**Supplied records**:
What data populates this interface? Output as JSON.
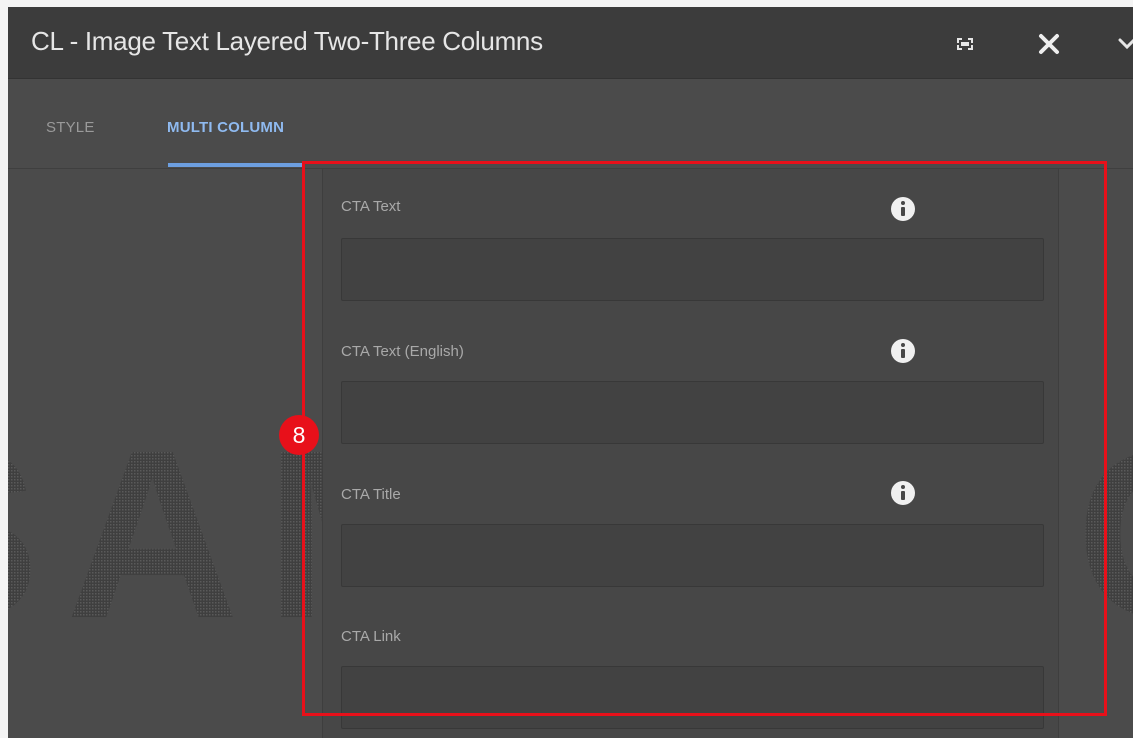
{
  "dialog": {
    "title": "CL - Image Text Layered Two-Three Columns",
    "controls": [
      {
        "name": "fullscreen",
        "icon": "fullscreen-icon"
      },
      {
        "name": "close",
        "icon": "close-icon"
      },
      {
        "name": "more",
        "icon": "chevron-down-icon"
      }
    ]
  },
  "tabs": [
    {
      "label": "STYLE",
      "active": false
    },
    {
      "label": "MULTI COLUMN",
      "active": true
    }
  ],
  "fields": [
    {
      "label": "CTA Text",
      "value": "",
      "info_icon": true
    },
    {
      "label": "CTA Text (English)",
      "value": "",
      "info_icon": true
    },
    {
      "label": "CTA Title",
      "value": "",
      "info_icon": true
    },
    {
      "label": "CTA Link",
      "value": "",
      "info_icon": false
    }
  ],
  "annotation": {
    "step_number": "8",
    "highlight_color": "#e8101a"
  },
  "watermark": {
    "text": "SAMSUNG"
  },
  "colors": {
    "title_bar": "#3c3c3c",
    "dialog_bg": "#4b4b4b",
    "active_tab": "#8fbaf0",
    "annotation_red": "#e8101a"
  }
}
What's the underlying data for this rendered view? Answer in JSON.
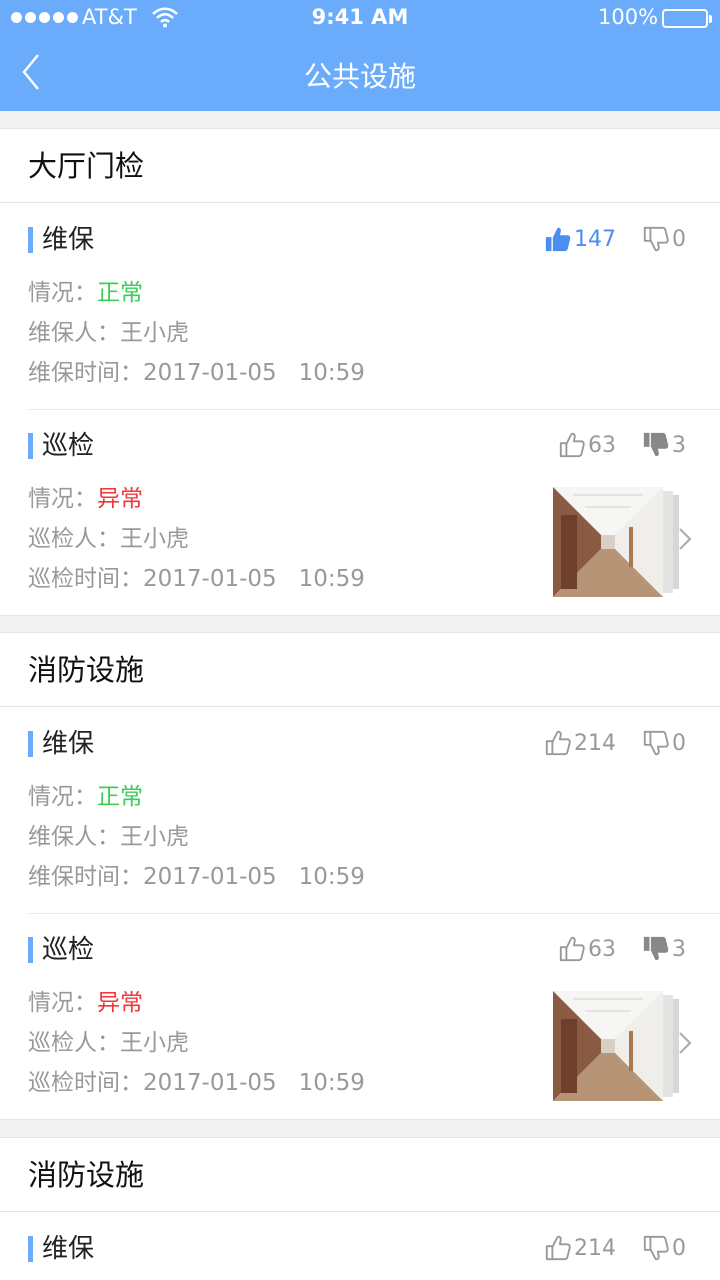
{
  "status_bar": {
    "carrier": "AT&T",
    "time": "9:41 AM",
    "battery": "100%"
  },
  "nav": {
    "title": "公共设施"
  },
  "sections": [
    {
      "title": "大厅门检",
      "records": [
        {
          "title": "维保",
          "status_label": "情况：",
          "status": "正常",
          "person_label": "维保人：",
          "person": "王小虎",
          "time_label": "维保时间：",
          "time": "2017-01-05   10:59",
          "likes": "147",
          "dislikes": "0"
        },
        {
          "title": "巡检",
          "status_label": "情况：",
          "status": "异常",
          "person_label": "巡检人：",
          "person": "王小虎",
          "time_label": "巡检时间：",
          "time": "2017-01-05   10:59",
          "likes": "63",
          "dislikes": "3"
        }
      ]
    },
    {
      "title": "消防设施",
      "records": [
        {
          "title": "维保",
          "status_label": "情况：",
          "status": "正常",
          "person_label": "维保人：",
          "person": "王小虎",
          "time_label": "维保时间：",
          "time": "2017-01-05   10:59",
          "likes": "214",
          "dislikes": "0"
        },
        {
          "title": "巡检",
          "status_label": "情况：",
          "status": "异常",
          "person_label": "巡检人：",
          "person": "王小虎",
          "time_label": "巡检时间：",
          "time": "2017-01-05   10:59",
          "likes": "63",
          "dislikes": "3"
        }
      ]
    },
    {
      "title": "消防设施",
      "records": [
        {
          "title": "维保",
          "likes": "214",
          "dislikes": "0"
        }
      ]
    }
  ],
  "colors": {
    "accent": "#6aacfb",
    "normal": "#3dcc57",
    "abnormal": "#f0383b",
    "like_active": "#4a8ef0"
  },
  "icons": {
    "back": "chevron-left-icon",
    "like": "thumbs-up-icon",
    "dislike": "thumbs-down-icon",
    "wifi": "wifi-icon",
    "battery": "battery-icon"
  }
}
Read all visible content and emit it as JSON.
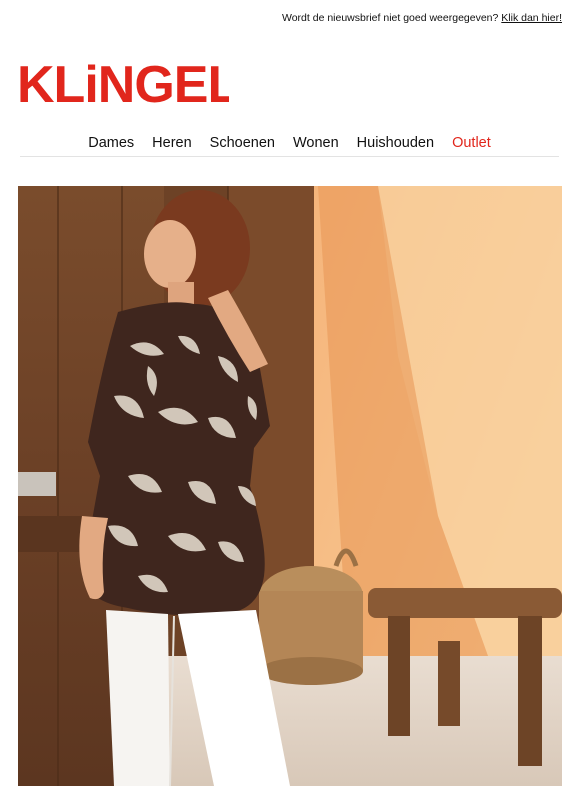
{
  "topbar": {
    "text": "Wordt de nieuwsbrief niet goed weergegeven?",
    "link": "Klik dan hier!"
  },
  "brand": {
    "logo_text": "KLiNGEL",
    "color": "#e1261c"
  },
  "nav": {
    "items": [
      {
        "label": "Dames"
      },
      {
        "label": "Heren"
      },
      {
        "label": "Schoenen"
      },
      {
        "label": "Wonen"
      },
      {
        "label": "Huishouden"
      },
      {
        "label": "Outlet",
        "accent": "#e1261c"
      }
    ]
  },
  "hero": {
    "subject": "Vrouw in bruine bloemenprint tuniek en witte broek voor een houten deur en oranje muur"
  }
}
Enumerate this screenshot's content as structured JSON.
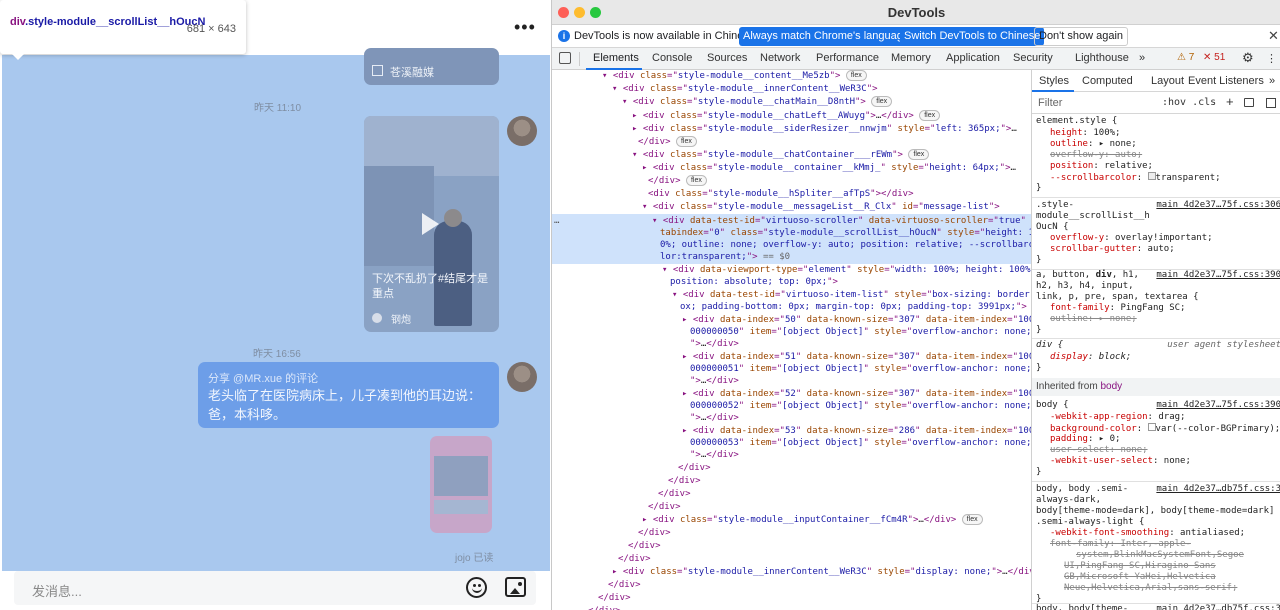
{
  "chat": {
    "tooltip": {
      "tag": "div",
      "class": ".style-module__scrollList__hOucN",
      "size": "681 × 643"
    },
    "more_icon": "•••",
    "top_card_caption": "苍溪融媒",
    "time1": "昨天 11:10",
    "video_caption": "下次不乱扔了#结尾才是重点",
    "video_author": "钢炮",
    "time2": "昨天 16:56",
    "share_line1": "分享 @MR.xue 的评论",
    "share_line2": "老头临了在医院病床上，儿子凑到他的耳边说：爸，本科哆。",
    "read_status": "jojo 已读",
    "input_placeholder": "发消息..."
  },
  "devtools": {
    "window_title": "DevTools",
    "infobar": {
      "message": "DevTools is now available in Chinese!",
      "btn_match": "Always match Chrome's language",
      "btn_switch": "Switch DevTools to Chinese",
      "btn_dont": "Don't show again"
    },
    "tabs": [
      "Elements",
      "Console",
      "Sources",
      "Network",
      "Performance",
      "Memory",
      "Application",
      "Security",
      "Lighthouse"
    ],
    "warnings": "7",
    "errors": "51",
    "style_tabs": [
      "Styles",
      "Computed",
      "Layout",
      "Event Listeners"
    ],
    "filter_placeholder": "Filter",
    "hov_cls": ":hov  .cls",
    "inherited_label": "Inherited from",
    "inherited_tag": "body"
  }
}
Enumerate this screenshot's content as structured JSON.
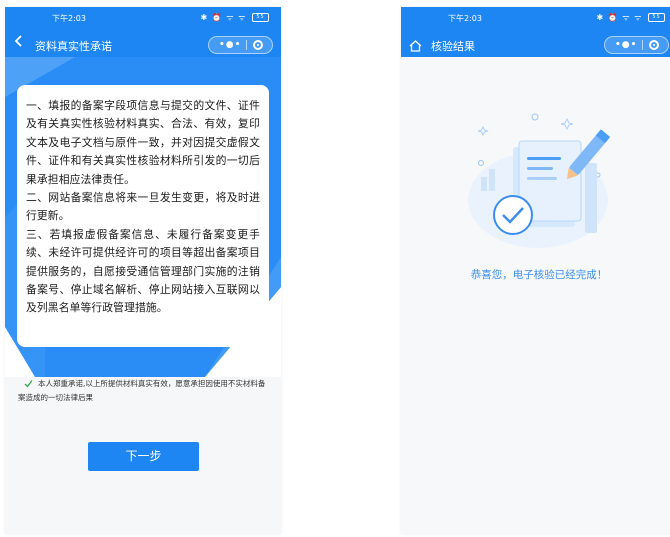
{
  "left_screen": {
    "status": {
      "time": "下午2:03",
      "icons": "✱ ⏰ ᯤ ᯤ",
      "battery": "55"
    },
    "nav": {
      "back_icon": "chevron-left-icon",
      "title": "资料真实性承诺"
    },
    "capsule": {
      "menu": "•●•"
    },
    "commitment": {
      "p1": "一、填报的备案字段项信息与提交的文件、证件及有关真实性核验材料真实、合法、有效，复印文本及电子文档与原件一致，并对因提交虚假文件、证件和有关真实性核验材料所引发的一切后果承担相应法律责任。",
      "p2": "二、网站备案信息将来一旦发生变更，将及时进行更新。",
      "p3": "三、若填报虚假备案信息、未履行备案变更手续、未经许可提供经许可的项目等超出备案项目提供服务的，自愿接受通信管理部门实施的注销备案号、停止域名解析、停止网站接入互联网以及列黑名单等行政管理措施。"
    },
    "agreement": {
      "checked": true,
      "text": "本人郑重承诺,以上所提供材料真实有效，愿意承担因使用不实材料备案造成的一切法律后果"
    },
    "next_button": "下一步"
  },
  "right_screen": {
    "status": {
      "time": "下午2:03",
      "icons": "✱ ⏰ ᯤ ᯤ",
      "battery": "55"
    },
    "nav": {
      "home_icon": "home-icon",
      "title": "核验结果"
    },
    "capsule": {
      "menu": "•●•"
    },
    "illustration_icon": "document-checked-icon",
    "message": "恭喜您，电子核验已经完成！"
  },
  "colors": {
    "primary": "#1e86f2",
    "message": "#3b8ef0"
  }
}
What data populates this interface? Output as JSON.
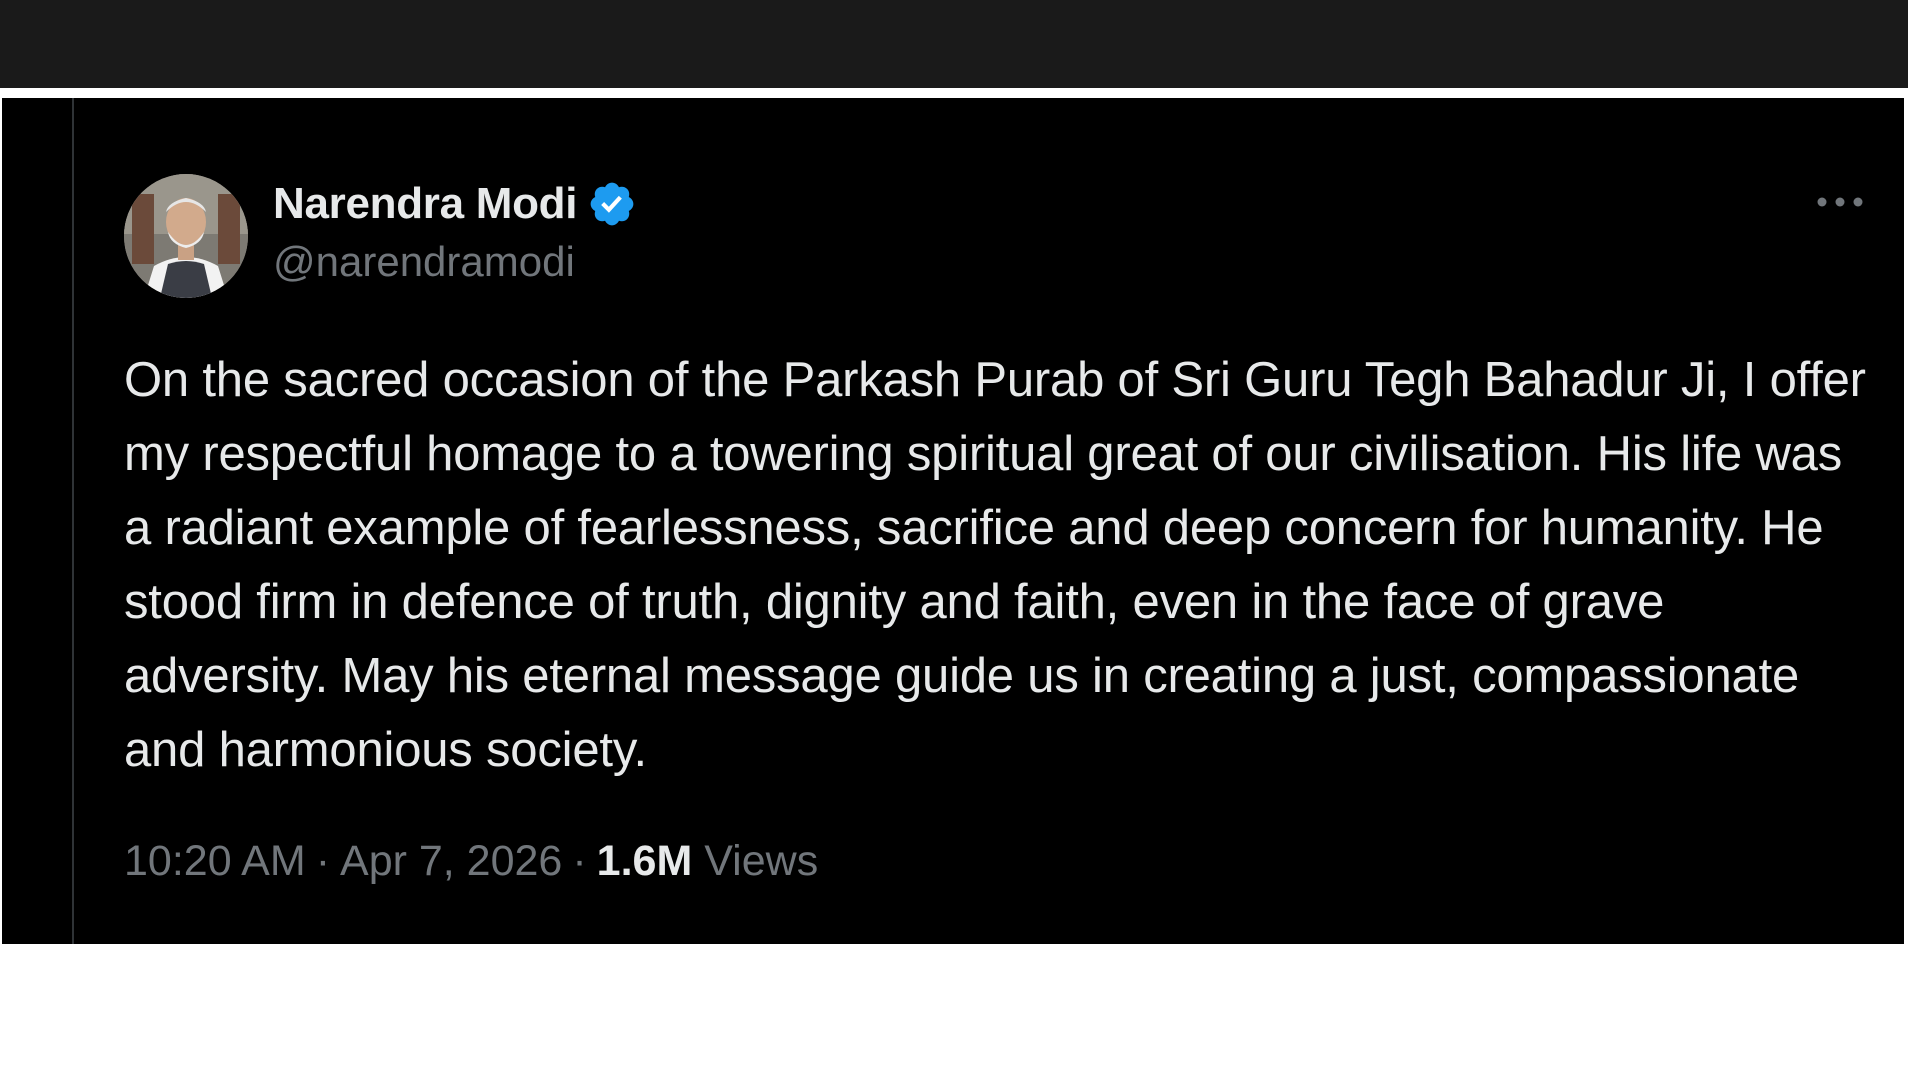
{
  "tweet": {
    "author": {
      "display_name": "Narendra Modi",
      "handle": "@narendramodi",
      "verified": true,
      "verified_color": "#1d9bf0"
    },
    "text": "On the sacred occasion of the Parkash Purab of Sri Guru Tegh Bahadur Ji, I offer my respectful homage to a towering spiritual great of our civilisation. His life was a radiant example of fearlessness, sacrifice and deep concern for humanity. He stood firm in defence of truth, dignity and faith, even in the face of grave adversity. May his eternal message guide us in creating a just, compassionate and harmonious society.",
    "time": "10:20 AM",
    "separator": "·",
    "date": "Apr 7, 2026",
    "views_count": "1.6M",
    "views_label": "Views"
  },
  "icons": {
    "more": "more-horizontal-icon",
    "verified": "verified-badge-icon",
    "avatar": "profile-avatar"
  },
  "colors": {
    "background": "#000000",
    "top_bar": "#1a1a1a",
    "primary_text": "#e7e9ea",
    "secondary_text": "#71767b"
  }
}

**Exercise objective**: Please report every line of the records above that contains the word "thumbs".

**Solution to this exercise**:
    "like": "thumbs-up-icon",
    "dislike": "thumbs-down-icon",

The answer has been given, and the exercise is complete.